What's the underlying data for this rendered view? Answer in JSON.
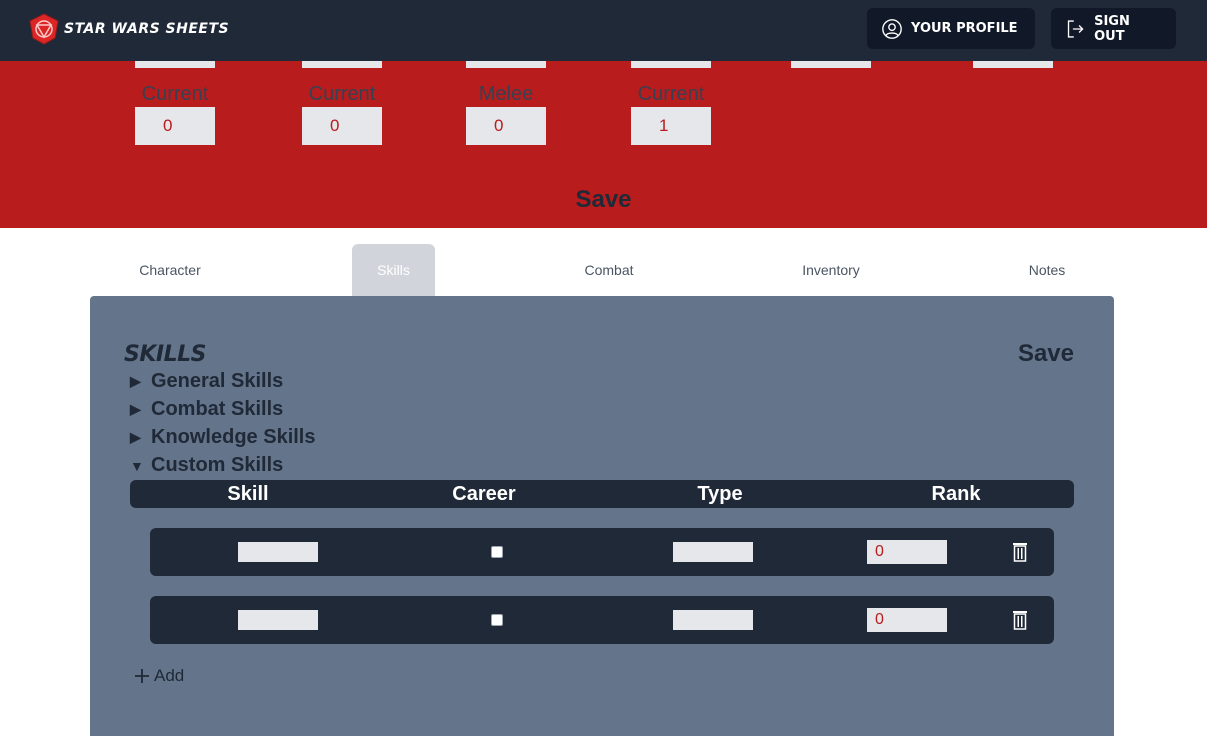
{
  "navbar": {
    "brand": "STAR WARS SHEETS",
    "profile_label": "YOUR PROFILE",
    "signout_label": "SIGN OUT"
  },
  "stats": [
    {
      "label": "Current",
      "value": "0"
    },
    {
      "label": "Current",
      "value": "0"
    },
    {
      "label": "Melee",
      "value": "0"
    },
    {
      "label": "Current",
      "value": "1"
    }
  ],
  "red_save_label": "Save",
  "tabs": [
    {
      "label": "Character"
    },
    {
      "label": "Skills",
      "active": true
    },
    {
      "label": "Combat"
    },
    {
      "label": "Inventory"
    },
    {
      "label": "Notes"
    }
  ],
  "panel": {
    "title": "SKILLS",
    "save_label": "Save",
    "sections": [
      {
        "label": "General Skills",
        "caret": "▶"
      },
      {
        "label": "Combat Skills",
        "caret": "▶"
      },
      {
        "label": "Knowledge Skills",
        "caret": "▶"
      },
      {
        "label": "Custom Skills",
        "caret": "▼"
      }
    ],
    "table": {
      "headers": [
        "Skill",
        "Career",
        "Type",
        "Rank"
      ],
      "rows": [
        {
          "skill": "",
          "career": false,
          "type": "",
          "rank": "0"
        },
        {
          "skill": "",
          "career": false,
          "type": "",
          "rank": "0"
        }
      ]
    },
    "add_label": "Add"
  }
}
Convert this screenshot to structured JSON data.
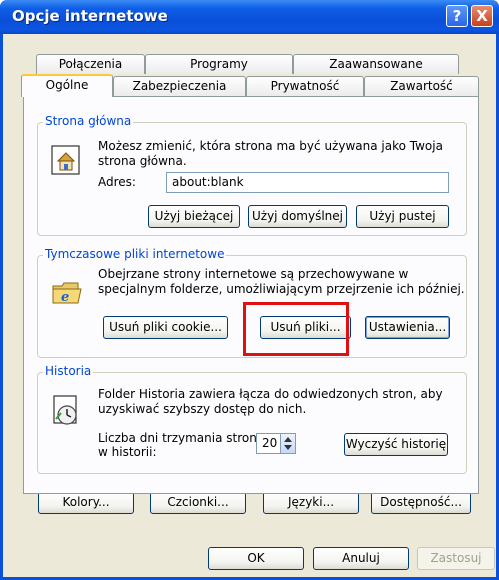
{
  "window": {
    "title": "Opcje internetowe",
    "help_label": "?",
    "close_label": "X"
  },
  "tabs_back": [
    "Połączenia",
    "Programy",
    "Zaawansowane"
  ],
  "tabs_front": [
    "Ogólne",
    "Zabezpieczenia",
    "Prywatność",
    "Zawartość"
  ],
  "homepage": {
    "group_label": "Strona główna",
    "description_line1": "Możesz zmienić, która strona ma być używana jako Twoja",
    "description_line2": "strona główna.",
    "address_label": "Adres:",
    "address_value": "about:blank",
    "btn_current": "Użyj bieżącej",
    "btn_default": "Użyj domyślnej",
    "btn_blank": "Użyj pustej"
  },
  "temp_files": {
    "group_label": "Tymczasowe pliki internetowe",
    "description_line1": "Obejrzane strony internetowe są przechowywane w",
    "description_line2": "specjalnym folderze, umożliwiającym przejrzenie ich później.",
    "btn_delete_cookies": "Usuń pliki cookie...",
    "btn_delete_files": "Usuń pliki...",
    "btn_settings": "Ustawienia..."
  },
  "history": {
    "group_label": "Historia",
    "description_line1": "Folder Historia zawiera łącza do odwiedzonych stron, aby",
    "description_line2": "uzyskiwać szybszy dostęp do nich.",
    "days_label_line1": "Liczba dni trzymania stron",
    "days_label_line2": "w historii:",
    "days_value": "20",
    "btn_clear": "Wyczyść historię"
  },
  "bottom_buttons": {
    "colors": "Kolory...",
    "fonts": "Czcionki...",
    "languages": "Języki...",
    "accessibility": "Dostępność..."
  },
  "dialog_buttons": {
    "ok": "OK",
    "cancel": "Anuluj",
    "apply": "Zastosuj"
  },
  "colors": {
    "titlebar": "#0a4fd8",
    "group_label": "#0046d5",
    "highlight": "#e01010"
  }
}
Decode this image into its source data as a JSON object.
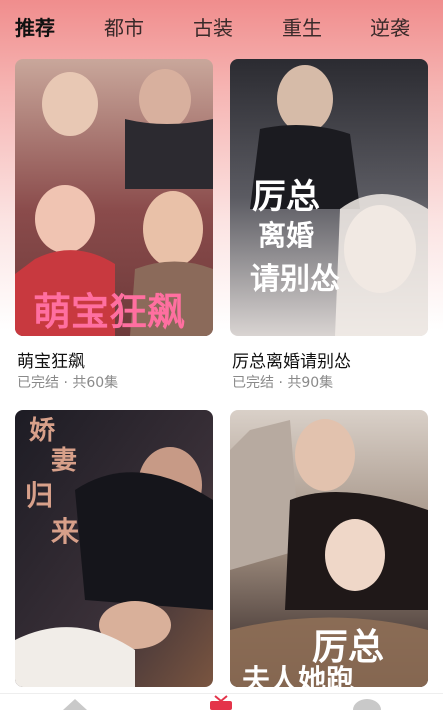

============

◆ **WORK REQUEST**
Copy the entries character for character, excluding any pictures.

◆ **WRITTEN ANSWER**
What's the underlying data for this rendered view? Answer in JSON.
{
  "navbar": {
    "brand": "STAR WARS SHEETS",
    "profile_label": "YOUR PROFILE",
    "signout_label": "SIGN OUT"
  },
  "stats": [
    {
      "label": "Current",
      "value": "0"
    },
    {
      "label": "Current",
      "value": "0"
    },
    {
      "label": "Melee",
      "value": "0"
    },
    {
      "label": "Current",
      "value": "1"
    }
  ],
  "red_save_label": "Save",
  "tabs": [
    {
      "label": "Character"
    },
    {
      "label": "Skills",
      "active": true
    },
    {
      "label": "Combat"
    },
    {
      "label": "Inventory"
    },
    {
      "label": "Notes"
    }
  ],
  "panel": {
    "title": "SKILLS",
    "save_label": "Save",
    "sections": [
      {
        "label": "General Skills",
        "caret": "▶"
      },
      {
        "label": "Combat Skills",
        "caret": "▶"
      },
      {
        "label": "Knowledge Skills",
        "caret": "▶"
      },
      {
        "label": "Custom Skills",
        "caret": "▼"
      }
    ],
    "table": {
      "headers": [
        "Skill",
        "Career",
        "Type",
        "Rank"
      ],
      "rows": [
        {
          "skill": "",
          "career": false,
          "type": "",
          "rank": "0"
        },
        {
          "skill": "",
          "career": false,
          "type": "",
          "rank": "0"
        }
      ]
    },
    "add_label": "Add"
  }
}
Convert this screenshot to structured JSON data.
{
  "window": {
    "title": "Opcje internetowe",
    "help_label": "?",
    "close_label": "X"
  },
  "tabs_back": [
    "Połączenia",
    "Programy",
    "Zaawansowane"
  ],
  "tabs_front": [
    "Ogólne",
    "Zabezpieczenia",
    "Prywatność",
    "Zawartość"
  ],
  "homepage": {
    "group_label": "Strona główna",
    "description_line1": "Możesz zmienić, która strona ma być używana jako Twoja",
    "description_line2": "strona główna.",
    "address_label": "Adres:",
    "address_value": "about:blank",
    "btn_current": "Użyj bieżącej",
    "btn_default": "Użyj domyślnej",
    "btn_blank": "Użyj pustej"
  },
  "temp_files": {
    "group_label": "Tymczasowe pliki internetowe",
    "description_line1": "Obejrzane strony internetowe są przechowywane w",
    "description_line2": "specjalnym folderze, umożliwiającym przejrzenie ich później.",
    "btn_delete_cookies": "Usuń pliki cookie...",
    "btn_delete_files": "Usuń pliki...",
    "btn_settings": "Ustawienia..."
  },
  "history": {
    "group_label": "Historia",
    "description_line1": "Folder Historia zawiera łącza do odwiedzonych stron, aby",
    "description_line2": "uzyskiwać szybszy dostęp do nich.",
    "days_label_line1": "Liczba dni trzymania stron",
    "days_label_line2": "w historii:",
    "days_value": "20",
    "btn_clear": "Wyczyść historię"
  },
  "bottom_buttons": {
    "colors": "Kolory...",
    "fonts": "Czcionki...",
    "languages": "Języki...",
    "accessibility": "Dostępność..."
  },
  "dialog_buttons": {
    "ok": "OK",
    "cancel": "Anuluj",
    "apply": "Zastosuj"
  },
  "colors": {
    "titlebar": "#0a4fd8",
    "group_label": "#0046d5",
    "highlight": "#e01010"
  }
}
Decode this image into its source data as a JSON object.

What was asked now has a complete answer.